> What the exercise asks
Whenever a line of the listing contains the string "icon", return that line.

> Data section
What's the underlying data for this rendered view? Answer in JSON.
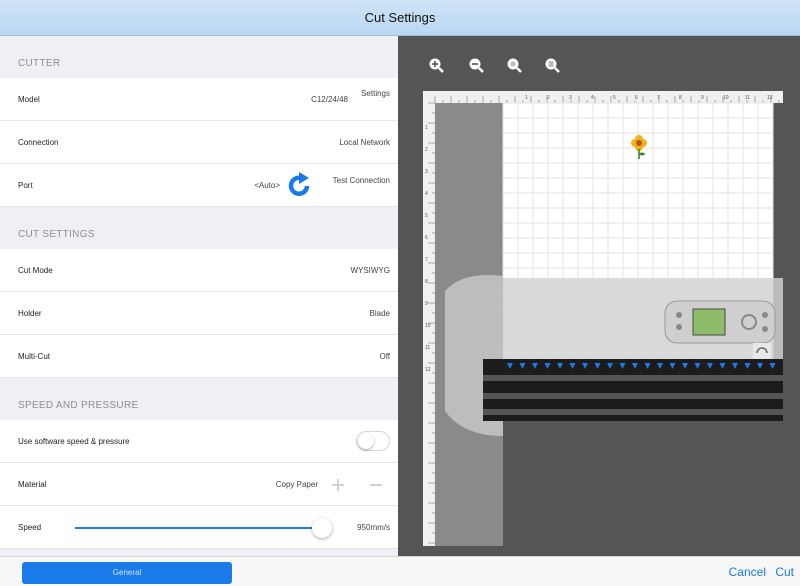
{
  "window": {
    "title": "Cut Settings"
  },
  "cutter": {
    "header": "CUTTER",
    "model_label": "Model",
    "model_value": "C12/24/48",
    "settings_link": "Settings",
    "connection_label": "Connection",
    "connection_value": "Local Network",
    "port_label": "Port",
    "port_value": "<Auto>",
    "test_connection": "Test Connection"
  },
  "cut_settings": {
    "header": "CUT SETTINGS",
    "mode_label": "Cut Mode",
    "mode_value": "WYSIWYG",
    "holder_label": "Holder",
    "holder_value": "Blade",
    "multicut_label": "Multi-Cut",
    "multicut_value": "Off"
  },
  "speed_pressure": {
    "header": "SPEED AND PRESSURE",
    "use_software_label": "Use software speed & pressure",
    "use_software_on": false,
    "material_label": "Material",
    "material_value": "Copy Paper",
    "speed_label": "Speed",
    "speed_value": "950mm/s",
    "speed_fraction": 0.97
  },
  "footer": {
    "general_button": "General",
    "cancel_button": "Cancel",
    "cut_button": "Cut"
  },
  "preview": {
    "ruler_numbers_top": [
      "1",
      "2",
      "3",
      "4",
      "5",
      "6",
      "7",
      "8",
      "9",
      "10",
      "11",
      "12"
    ],
    "ruler_numbers_left": [
      "1",
      "2",
      "3",
      "4",
      "5",
      "6",
      "7",
      "8",
      "9",
      "10",
      "11",
      "12"
    ],
    "accent": "#1a7ae8"
  }
}
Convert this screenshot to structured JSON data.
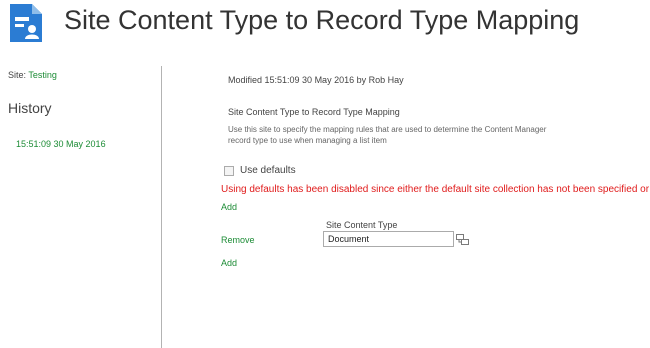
{
  "header": {
    "title": "Site Content Type to Record Type Mapping",
    "logo_icon": "record-mapping-icon",
    "logo_color": "#2b7cd3"
  },
  "sidebar": {
    "site_label": "Site:",
    "site_name": "Testing",
    "history_heading": "History",
    "history_items": [
      "15:51:09 30 May 2016"
    ]
  },
  "main": {
    "modified": "Modified 15:51:09 30 May 2016 by Rob Hay",
    "section_title": "Site Content Type to Record Type Mapping",
    "description": "Use this site to specify the mapping rules that are used to determine the Content Manager record type to use when managing a list item",
    "use_defaults_label": "Use defaults",
    "use_defaults_checked": false,
    "error_message": "Using defaults has been disabled since either the default site collection has not been specified or def",
    "add_label": "Add",
    "remove_label": "Remove",
    "content_type_label": "Site Content Type",
    "content_type_value": "Document",
    "browse_icon": "browse-lookup-icon"
  },
  "colors": {
    "link_green": "#1d8c36",
    "error_red": "#e01b1b",
    "divider": "#b3b3b3"
  }
}
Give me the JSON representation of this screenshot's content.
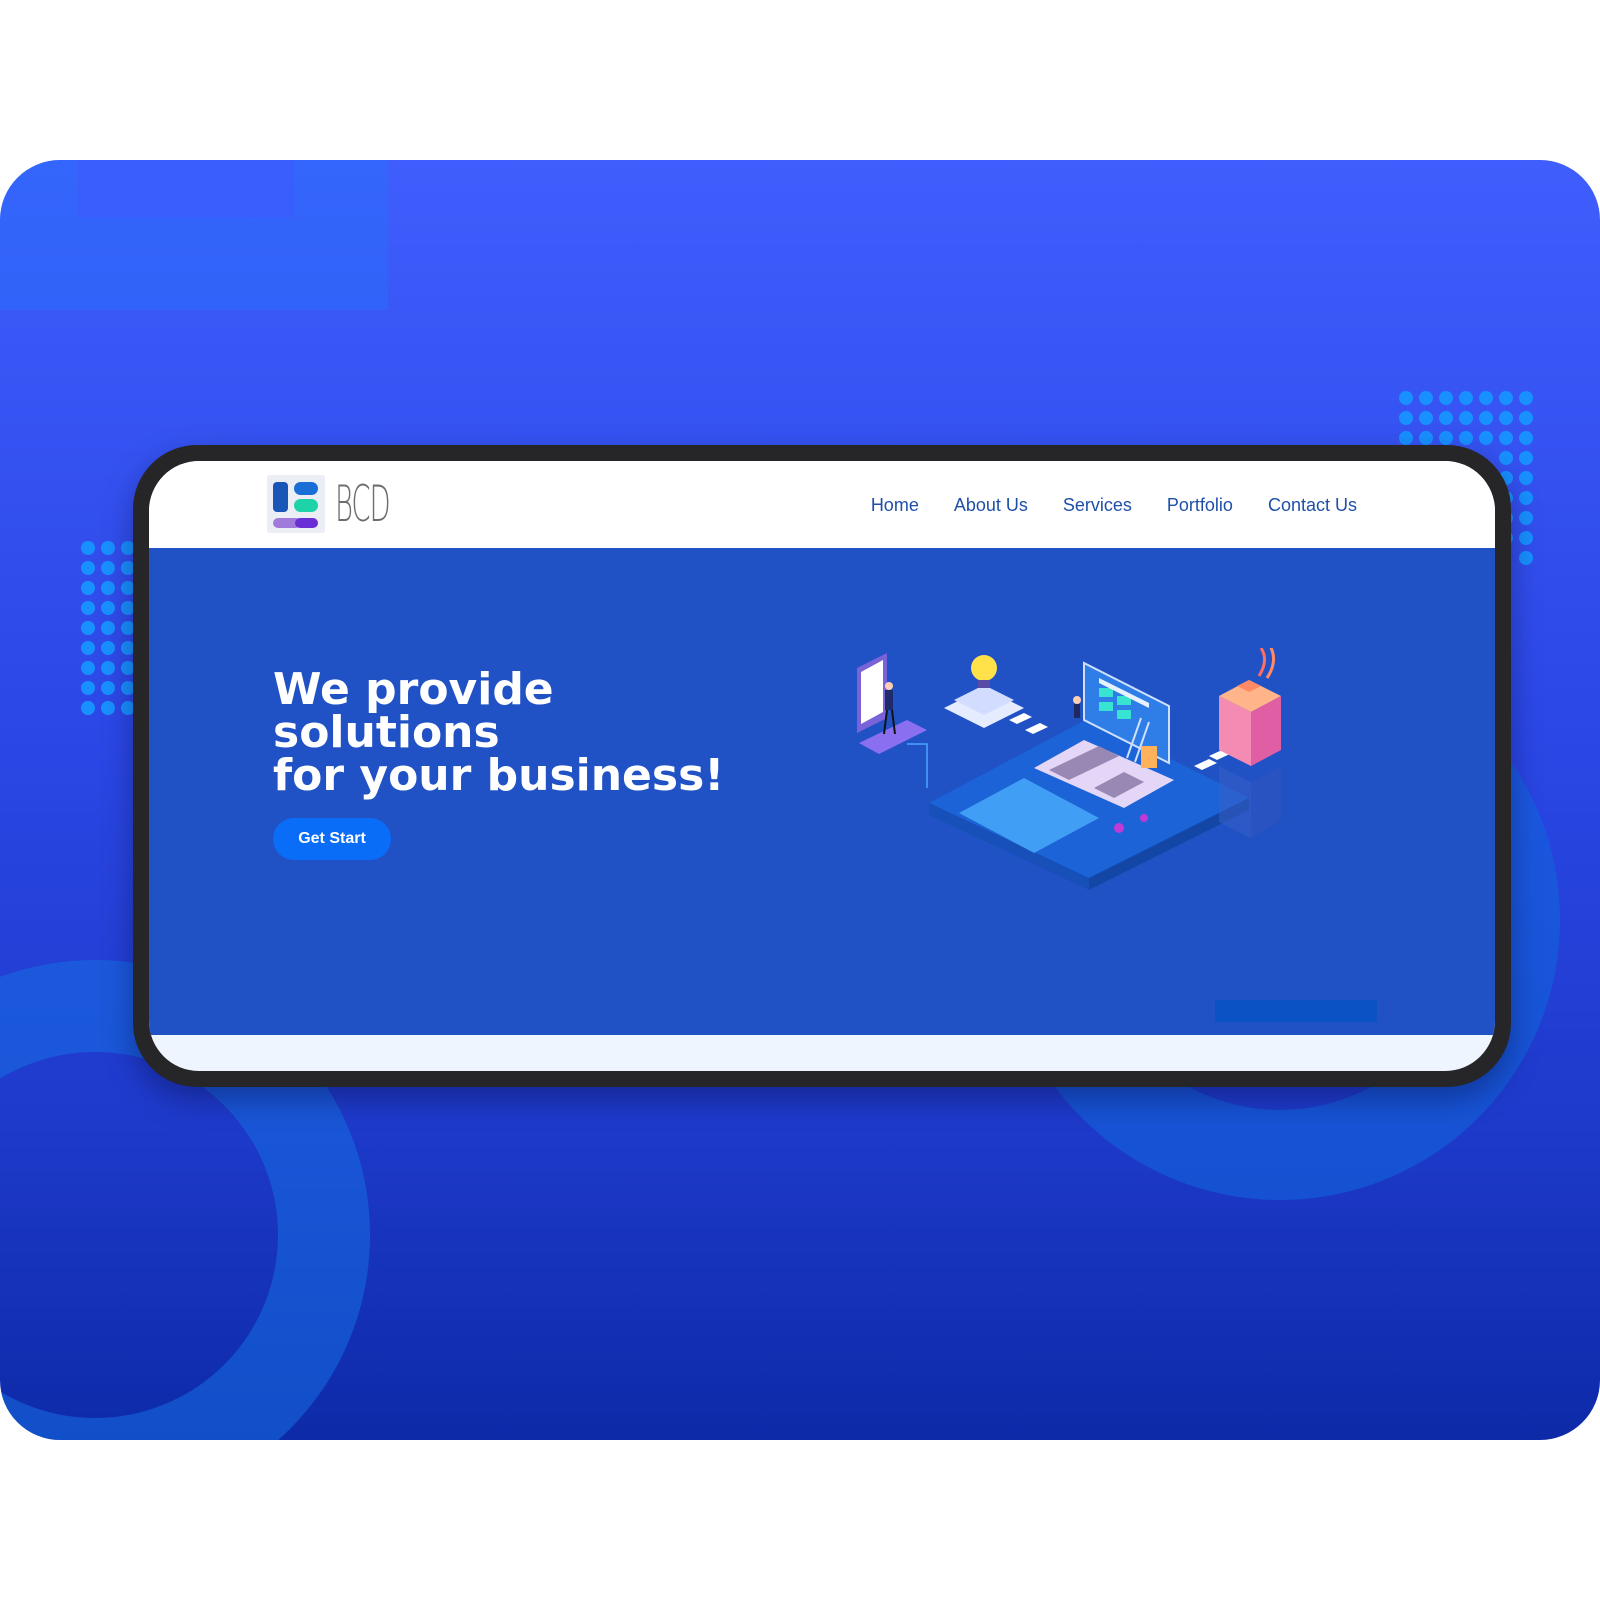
{
  "brand": {
    "logo_text": "BCD"
  },
  "nav": {
    "items": [
      {
        "label": "Home"
      },
      {
        "label": "About Us"
      },
      {
        "label": "Services"
      },
      {
        "label": "Portfolio"
      },
      {
        "label": "Contact Us"
      }
    ]
  },
  "hero": {
    "title_lines": [
      "We provide",
      "solutions",
      "for your business!"
    ],
    "cta_label": "Get Start"
  },
  "colors": {
    "nav_link": "#1f4fa8",
    "hero_bg": "#2052c6",
    "cta_bg": "#0a6df7",
    "backdrop_top": "#3f5efd",
    "backdrop_bottom": "#0d2aa8",
    "device_frame": "#262628"
  }
}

> Response box
    "logo_icon": "record-mapping-icon",
    "browse_icon": "browse-lookup-icon"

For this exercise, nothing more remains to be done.